We usually think of sport as being insulated from world events. But every once in a while we are hit hard with another reality. One of those happened on September 11, 2001.
Right in the meat of IRONMAN World Championship preparation the now infamous terrorist attack happened. Tim DeBoom was one of those getting ready for the race to come in just a few weeks time.
It was in the morning. Most people were just getting their day going out west. In New York a surreal scene unfolded as two passenger jets were flown directly into the side of the North and South Towers of the World Trade Center. In less than two hours, both towers had collapsed completely taking 2996 lives in the process.
Nothing like this had happened anywhere. There’s no frame of reference to keep it from being anything but dizzying. The immediacy of cable news was broadcasting the attack and the aftermath live. In an instant the entire world froze in disbelief.
Tim DeBoom was one of those trying to find a reality anchor. One moment life was routine. Another day of training was coming up. IRONMAN was weighing heavy on his mind. And then the next he was questioning why racing had any importance compared to what had just happened.

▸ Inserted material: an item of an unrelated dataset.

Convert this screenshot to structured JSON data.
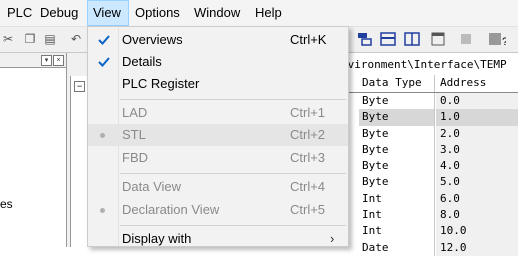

“My build up to the race, prior to 9/11, was perfect. I didn’t change much from the year before. But my motivation was different. In 1999, I was third and very relieved to finally have a decent result on the Big Island. In 2000, I proved 1999 wasn’t a fluke, but I was very disappointed with second place. I believed little mistakes cost me my first title. I was angry and thought of nothing but Kona for that entire year. That second place fed my training for twelve months.”
“Then 9/11 happened, and everything was different. The world was in shock, and for days, I felt ridiculous and selfish for even thinking about training and racing. No one knew if the race was even going to take place. Finally, once I headed over to the Hawaii, I was able to compartmentalize things and think about racing again.”
The IRONMAN World Championship that year was going to be the first major championship event held on US soil after the attacks.
Kona’s normally gentle Aloha spirit had been overrun. There was security everywhere. It was a sporting event with a military overtone. No one was messing around who was in charge of keeping things safe for everyone, and there were a lot of armed security very visible.
Fortunately, IRONMAN does have a way of stepping out of time on race day and revealing the drama, the challenge and the joy of competition.
Tim DeBoom was focused. He had a singular purpose. But there was perhaps some kind of equalizing force that enabled him to have a race that helped balance the scales just a little for people in the US. They would be able to celebrate an American, Tim DeBoom, winning.
“I constantly get asked if 9/11 was that extra “push” I needed to come away with my first victory. In all honesty, I don’t remember thinking much about it during the race.”
“However, looking back, I can’t describe the energy I had running back towards town and the finish line. I could have kept running forever. Was it my “once in a lifetime” race? Was it just another year of experience that helped me? Or, was it something else?”
“What I do remember is carrying the American flag across the finish line. So many competitors from all over the world were doing the same thing to the unrelenting chants of, “USA! USA!” That’s when the significance of what I had done began to sink in. I was proud of myself, America, and the coming together of the IRONMAN community.”
Here’s what Tim DeBoom had to say about the focus necessary to become and IRONMAN World Champion:
This is a Top-40 Greatest Moment at IRONMAN for a reason that is hard to put into concrete words. There was a sense among everyone there that Tim DeBoom winning was a form of universal justice. He was from a country whose core had been rocked.
It was life showing us all that no matter how dark one day is, there will always come another that shines brightly. There will always be something we can all celebrate and be inspired to keep us going. IRONMAN delivered up a moment of healing not only for this nation, but for everyone around the world who was shocked by the events of 9/11.
Join us at MarkAllenCoaching.
I am the Founder and CEO at Mark Allen Coaching. I am proud to have been voted in an ESPN global poll "The Greatest Endurance Athlete Of All Time." During my multi-sport career I won the Ironman Triathlon World Championship six time, the inaugural Triathlon World Championship at the Olympic Distance in Avignon, France, and at one point in my career I won 21 straight races across every derivation and distance. It was a great career, but that's all it would ever be unless I was able to share all of the experience and methodology we invented long before smart watches, power meters, and flashy uniforms. That's why I started Mark Allen Coaching, as a way to return to others at least the part of the gifts I received.